**ACTIVITY:** What you return must match the records exactly, with every line included.

[Interface dataset entries]
* * * *
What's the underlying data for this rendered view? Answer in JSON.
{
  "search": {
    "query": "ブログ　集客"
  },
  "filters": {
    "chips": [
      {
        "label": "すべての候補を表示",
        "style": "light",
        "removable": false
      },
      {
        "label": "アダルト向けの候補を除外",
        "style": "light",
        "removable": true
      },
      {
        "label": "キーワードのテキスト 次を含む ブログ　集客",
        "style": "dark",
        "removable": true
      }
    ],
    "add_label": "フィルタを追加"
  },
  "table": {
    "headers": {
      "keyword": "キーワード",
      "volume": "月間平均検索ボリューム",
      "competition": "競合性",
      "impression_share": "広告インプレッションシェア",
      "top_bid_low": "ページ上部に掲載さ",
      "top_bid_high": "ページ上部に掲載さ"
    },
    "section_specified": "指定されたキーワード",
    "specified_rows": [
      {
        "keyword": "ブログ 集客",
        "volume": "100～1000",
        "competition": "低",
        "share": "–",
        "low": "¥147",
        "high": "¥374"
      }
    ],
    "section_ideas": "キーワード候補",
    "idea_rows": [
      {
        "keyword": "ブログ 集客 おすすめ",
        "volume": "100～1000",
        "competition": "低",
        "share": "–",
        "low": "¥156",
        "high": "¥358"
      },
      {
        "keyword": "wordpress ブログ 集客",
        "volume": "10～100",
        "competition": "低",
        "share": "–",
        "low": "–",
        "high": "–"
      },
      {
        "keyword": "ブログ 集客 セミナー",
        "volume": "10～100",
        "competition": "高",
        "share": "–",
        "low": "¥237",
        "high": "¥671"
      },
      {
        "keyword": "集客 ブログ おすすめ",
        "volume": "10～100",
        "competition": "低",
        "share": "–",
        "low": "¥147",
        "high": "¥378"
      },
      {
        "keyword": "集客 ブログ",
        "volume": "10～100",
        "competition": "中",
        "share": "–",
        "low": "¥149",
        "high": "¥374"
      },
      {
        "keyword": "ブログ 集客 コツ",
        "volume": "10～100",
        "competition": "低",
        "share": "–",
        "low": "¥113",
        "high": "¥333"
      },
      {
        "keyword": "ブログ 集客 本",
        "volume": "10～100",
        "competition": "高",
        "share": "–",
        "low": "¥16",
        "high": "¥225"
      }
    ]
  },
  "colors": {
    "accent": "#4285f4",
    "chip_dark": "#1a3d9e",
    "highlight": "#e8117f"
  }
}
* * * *
**TASK ANSWER:**
What's the underlying data for this rendered view? Answer in JSON.
{
  "search": {
    "query": "ブログ　集客"
  },
  "filters": {
    "chips": [
      {
        "label": "すべての候補を表示",
        "style": "light",
        "removable": false
      },
      {
        "label": "アダルト向けの候補を除外",
        "style": "light",
        "removable": true
      },
      {
        "label": "キーワードのテキスト 次を含む ブログ　集客",
        "style": "dark",
        "removable": true
      }
    ],
    "add_label": "フィルタを追加"
  },
  "table": {
    "headers": {
      "keyword": "キーワード",
      "volume": "月間平均検索ボリューム",
      "competition": "競合性",
      "impression_share": "広告インプレッションシェア",
      "top_bid_low": "ページ上部に掲載さ",
      "top_bid_high": "ページ上部に掲載さ"
    },
    "section_specified": "指定されたキーワード",
    "specified_rows": [
      {
        "keyword": "ブログ 集客",
        "volume": "100～1000",
        "competition": "低",
        "share": "–",
        "low": "¥147",
        "high": "¥374"
      }
    ],
    "section_ideas": "キーワード候補",
    "idea_rows": [
      {
        "keyword": "ブログ 集客 おすすめ",
        "volume": "100～1000",
        "competition": "低",
        "share": "–",
        "low": "¥156",
        "high": "¥358"
      },
      {
        "keyword": "wordpress ブログ 集客",
        "volume": "10～100",
        "competition": "低",
        "share": "–",
        "low": "–",
        "high": "–"
      },
      {
        "keyword": "ブログ 集客 セミナー",
        "volume": "10～100",
        "competition": "高",
        "share": "–",
        "low": "¥237",
        "high": "¥671"
      },
      {
        "keyword": "集客 ブログ おすすめ",
        "volume": "10～100",
        "competition": "低",
        "share": "–",
        "low": "¥147",
        "high": "¥378"
      },
      {
        "keyword": "集客 ブログ",
        "volume": "10～100",
        "competition": "中",
        "share": "–",
        "low": "¥149",
        "high": "¥374"
      },
      {
        "keyword": "ブログ 集客 コツ",
        "volume": "10～100",
        "competition": "低",
        "share": "–",
        "low": "¥113",
        "high": "¥333"
      },
      {
        "keyword": "ブログ 集客 本",
        "volume": "10～100",
        "competition": "高",
        "share": "–",
        "low": "¥16",
        "high": "¥225"
      }
    ]
  },
  "colors": {
    "accent": "#4285f4",
    "chip_dark": "#1a3d9e",
    "highlight": "#e8117f"
  }
}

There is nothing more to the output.